Commentary

Rue

Rue

Although a bitter herb, Rue (Ruta graveolens) is beautiful and unique, and well worth growing in your garden. The unique lobular leaves are attractive, and the plant is easy to grow. Rue is a hardy, evergreen, somewhat shrubby, plant that is a native of Southern Europe. The leaves are alternate, bluish-green, bi- or tripinnate, and emit a powerful, disagreeable odor and have an exceedingly bitter, acrid and nauseous taste. Place it away from seating areas for this reason, but that should not deter you from growing it. The greenish-yellow flowers are in terminal panicles, blossoming from June to September.
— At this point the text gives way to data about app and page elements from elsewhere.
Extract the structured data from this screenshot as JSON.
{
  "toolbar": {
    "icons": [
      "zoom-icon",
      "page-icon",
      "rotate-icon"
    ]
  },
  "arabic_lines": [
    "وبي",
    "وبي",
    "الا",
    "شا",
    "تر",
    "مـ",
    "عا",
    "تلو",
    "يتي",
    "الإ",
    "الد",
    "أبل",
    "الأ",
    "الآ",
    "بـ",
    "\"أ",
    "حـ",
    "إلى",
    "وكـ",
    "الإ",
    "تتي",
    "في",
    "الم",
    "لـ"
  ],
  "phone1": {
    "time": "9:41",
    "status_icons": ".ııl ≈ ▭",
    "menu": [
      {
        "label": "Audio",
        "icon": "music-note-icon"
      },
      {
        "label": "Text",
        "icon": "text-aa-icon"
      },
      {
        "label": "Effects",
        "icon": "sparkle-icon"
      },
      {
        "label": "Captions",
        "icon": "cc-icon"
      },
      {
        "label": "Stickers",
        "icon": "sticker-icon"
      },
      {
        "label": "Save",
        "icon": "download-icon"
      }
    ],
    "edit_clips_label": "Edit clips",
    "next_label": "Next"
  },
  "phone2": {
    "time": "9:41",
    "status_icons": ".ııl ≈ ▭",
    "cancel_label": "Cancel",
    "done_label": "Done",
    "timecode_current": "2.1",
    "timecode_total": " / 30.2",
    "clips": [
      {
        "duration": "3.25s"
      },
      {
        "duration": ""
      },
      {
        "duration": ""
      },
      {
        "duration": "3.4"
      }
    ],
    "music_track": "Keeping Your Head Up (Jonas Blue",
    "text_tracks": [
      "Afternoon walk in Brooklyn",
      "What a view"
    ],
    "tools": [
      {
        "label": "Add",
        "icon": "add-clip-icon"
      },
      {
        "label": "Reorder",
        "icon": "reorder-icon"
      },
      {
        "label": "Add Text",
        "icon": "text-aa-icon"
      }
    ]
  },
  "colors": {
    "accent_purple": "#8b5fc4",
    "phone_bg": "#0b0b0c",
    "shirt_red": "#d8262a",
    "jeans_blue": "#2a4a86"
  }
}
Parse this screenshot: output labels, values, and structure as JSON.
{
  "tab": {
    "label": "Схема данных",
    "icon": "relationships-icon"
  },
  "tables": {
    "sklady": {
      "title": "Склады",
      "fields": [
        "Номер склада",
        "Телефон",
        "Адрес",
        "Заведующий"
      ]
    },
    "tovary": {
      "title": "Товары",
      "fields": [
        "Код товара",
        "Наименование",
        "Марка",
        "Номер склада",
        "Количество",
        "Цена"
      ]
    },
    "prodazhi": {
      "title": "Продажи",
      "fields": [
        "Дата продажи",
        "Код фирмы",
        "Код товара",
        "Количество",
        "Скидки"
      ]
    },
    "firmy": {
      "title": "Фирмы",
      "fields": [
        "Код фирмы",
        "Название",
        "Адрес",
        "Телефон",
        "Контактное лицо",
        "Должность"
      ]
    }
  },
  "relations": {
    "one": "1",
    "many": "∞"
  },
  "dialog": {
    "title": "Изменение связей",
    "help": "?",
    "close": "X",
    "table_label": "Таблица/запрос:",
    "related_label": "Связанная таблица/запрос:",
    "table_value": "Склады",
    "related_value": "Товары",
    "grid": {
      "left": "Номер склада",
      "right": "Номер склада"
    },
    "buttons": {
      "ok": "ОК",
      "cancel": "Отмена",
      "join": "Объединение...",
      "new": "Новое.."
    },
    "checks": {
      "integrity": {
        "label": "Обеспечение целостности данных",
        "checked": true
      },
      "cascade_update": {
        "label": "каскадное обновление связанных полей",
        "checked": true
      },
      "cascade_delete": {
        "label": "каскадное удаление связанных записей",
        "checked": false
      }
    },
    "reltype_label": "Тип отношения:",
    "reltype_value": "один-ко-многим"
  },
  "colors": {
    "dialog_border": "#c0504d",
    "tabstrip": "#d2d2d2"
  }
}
In England rue is one of the oldest garden plants, cultivated for its use medicinally, having, together with other herbs, been introduced by the Romans. It is much less commonly grown in the United States but is available at garden centers that specialize in herbs. I have grown it before when I had a large raised herb garden, and it provided a unique contrast to other herb foliage.

Shakespeare refers to rue in Richard III:

'Here in this place

I'll set a bank of rue, sour herb of grace;

Rue, even for ruth, shall shortly here be seen,

In the remembrance of a weeping queen.'

'Herb of Grace", is a great ornamental that butterflies love. Thought to bring wealth and good fortune!

From A Modern Herbal by Ms. M. Grieve: “Rue will live much longer and is less liable to be injured by frost in winter when grown in a poor, dry, rubbishy soil than in good ground.” That certainly sounds like North Texas to me. It prefers some protection from the late afternoon sun.

Sources include:

Companionplants.com and http://www.thegrowers-exchange.com/articles.asp?ID=145 have them on line

Seeds can be obtained from http://www.johnnyseeds.com

Rue always comes with a warning because some people can react to the oils in the leaves, and it does have strong pharmacologic properties when taken internally. It is widely used has a medicinal herb, but its properties should not be taken lightly-please research thoroughly.

EGG SHELL SEED STARTERS

How To Plant Seeds Using Eggshells 

Here’s a fantastic, easy idea we just came across – how to use eggshells to plant seeds. I love this one. There are numerous benefits to this idea:

1) You don’t have to uproot the seeds when it comes to time to plant them out – simply crack the shells and the roots will grow through! This saves you from potentially damaging the young seedlings – and the shells will break down.

2) The eggshells are biodegradable, so there is no waste.

3) The seeds benefit from the nutrients in the eggshells. Eggshell contains a good quantity of bioavailable minerals – especially calcium; a mineral that is not only essential for humans, but essential to all stages of plant growth.

4) You don’t have to use plastic pots, so it’s eco-friendly! Another win for the zero-waste home ;)

5) It’s free!

6) It’s fun!

This is a great tutorial with lots of pictures. Why not give it a go and let us know how you get on. Here is the link to the full tutorial:

http://www.17apart.com/2012/01/how-to-plant-seeds-using-eggshells.html

Courtsey of http://www.herbs-info.com/